Canterbury White Friarsno dates givenno dates given

Research Tips

  • Kent County Council Archive, Local Studies and Museums Service. James Whatman Way, Maidstone, Kent ME14 1LQ. This incorporates the Centre for Kentish Studies in Maidstone and the East Kent Archives Centre near Dover.
  • Canterbury Cathedral Archives see the Archives web pages on the Canterbury Catherdral site.
  • For information on the area around the Medway Towns, have a look at Medway Council's CityArk site.
  • Ordnance Survey Maps of England and Wales - Revised: Kent illustrates the parish boundaries of Kent when rural districts were still in existence and before Greater London came into being. The map publication year is 1931. An earlier map of 1900 may also be useful. The maps blow up to show all the parishes and many of the small villages and hamlets. Maps in this series are now downloadable for personal use.
  • Census records for Kent are available on FamilySearch, Ancestry and FindMyPast. The first site is free; the other two are pay sites but have access to microfilmed images. Steve Archer produced a very useful round-up of the available sources, but this information may not be up to date.
  • Registration Districts in Kent for the period 1837 to the present. By drilling down through the links you can follow any parish through the registration districts to which it was attached.
  • England, Kent, Parish Registers, 1538-1911 The full database from Kent Archives Office, Maidstone, has been available online from FamilySearch since June 2016.
  • Kent had five family history societies (now only four):

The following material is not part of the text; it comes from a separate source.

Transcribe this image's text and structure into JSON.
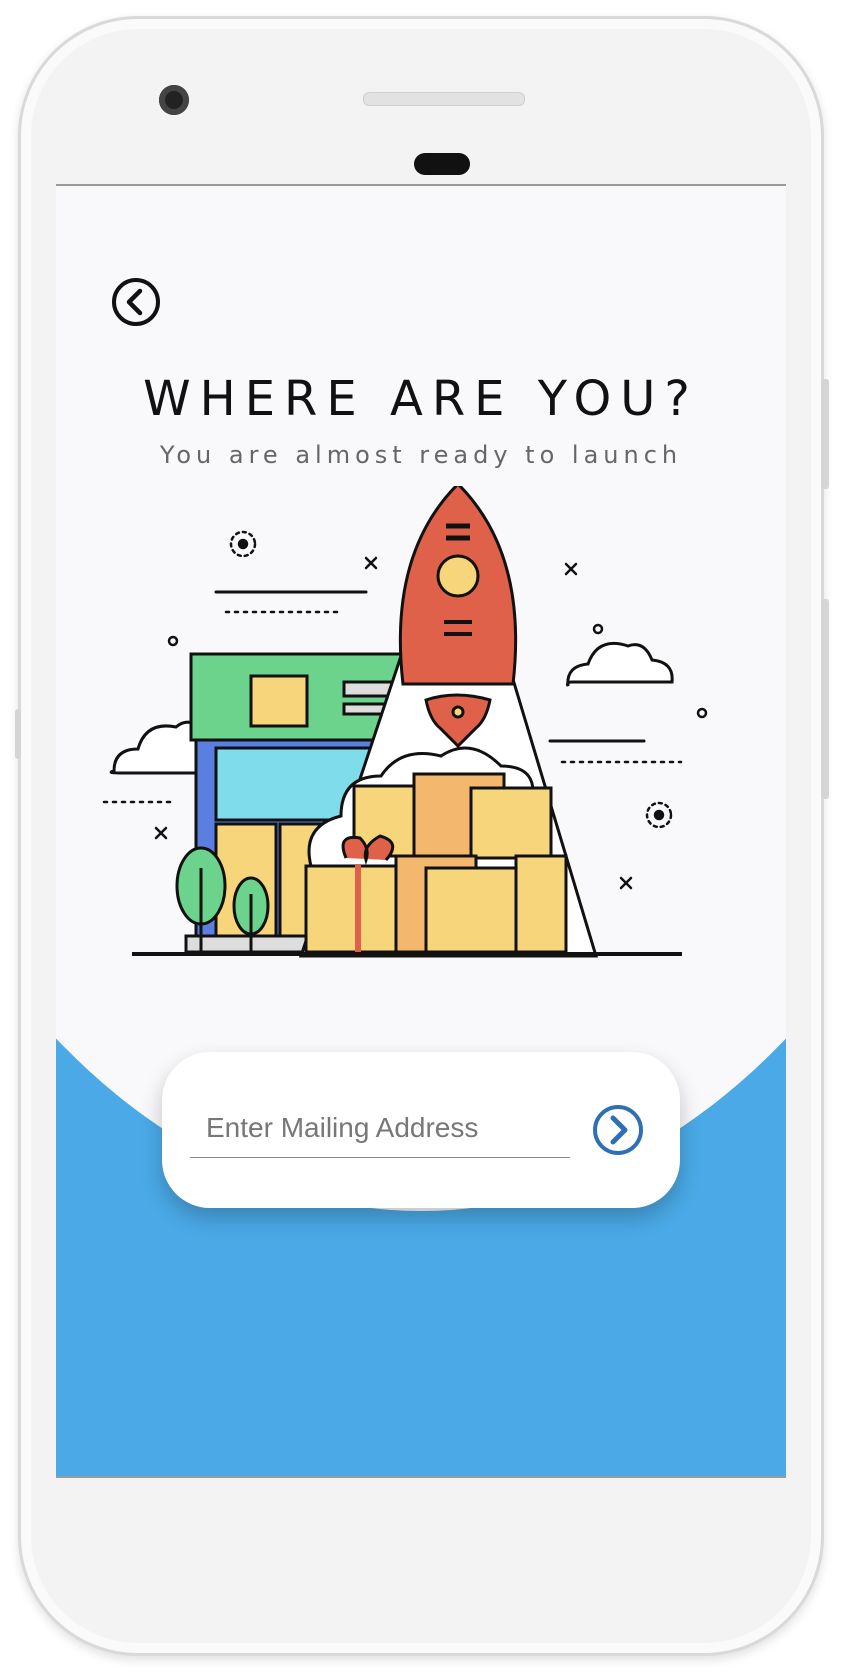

  • Volume 2 of the Victoria County History of Kent (published 1926) is available online through the auspices of British History Online. It includes accounts of the early history of Canterbury and Rochester cathedrals, and of several sites now within the conurbation of London.
  • Volume 3 of the Victoria County History of Kent (published 1932) This includes the text of, and the index to, the Kent Domesday survey. It has been provided by the Kent Archaeological Society.
  • In place of the other volumes of the Victoria County History, British History Online has transcriptions of the numerous volumes of The History and Topographical Survey of the County of Kent by Edward Hasted (originally published 1797)
  • English Jurisdictions 1851, a parish finding aid provided by FamilySearch, is particularly helpful in locating parishes in large ancient towns and cities like Canterbury.
  • Kent Probate Records Numerous links provided by Maureen Rawson
  • GENUKI lists other possible sources, however, it does not serve Kent so well as it does some other counties.
This page uses content from the English Wikipedia. The original content was at Canterbury. The list of authors can be seen in the page history. As with WeRelate, the content of Wikipedia is available under the Creative Commons Attribution/Share-Alike License.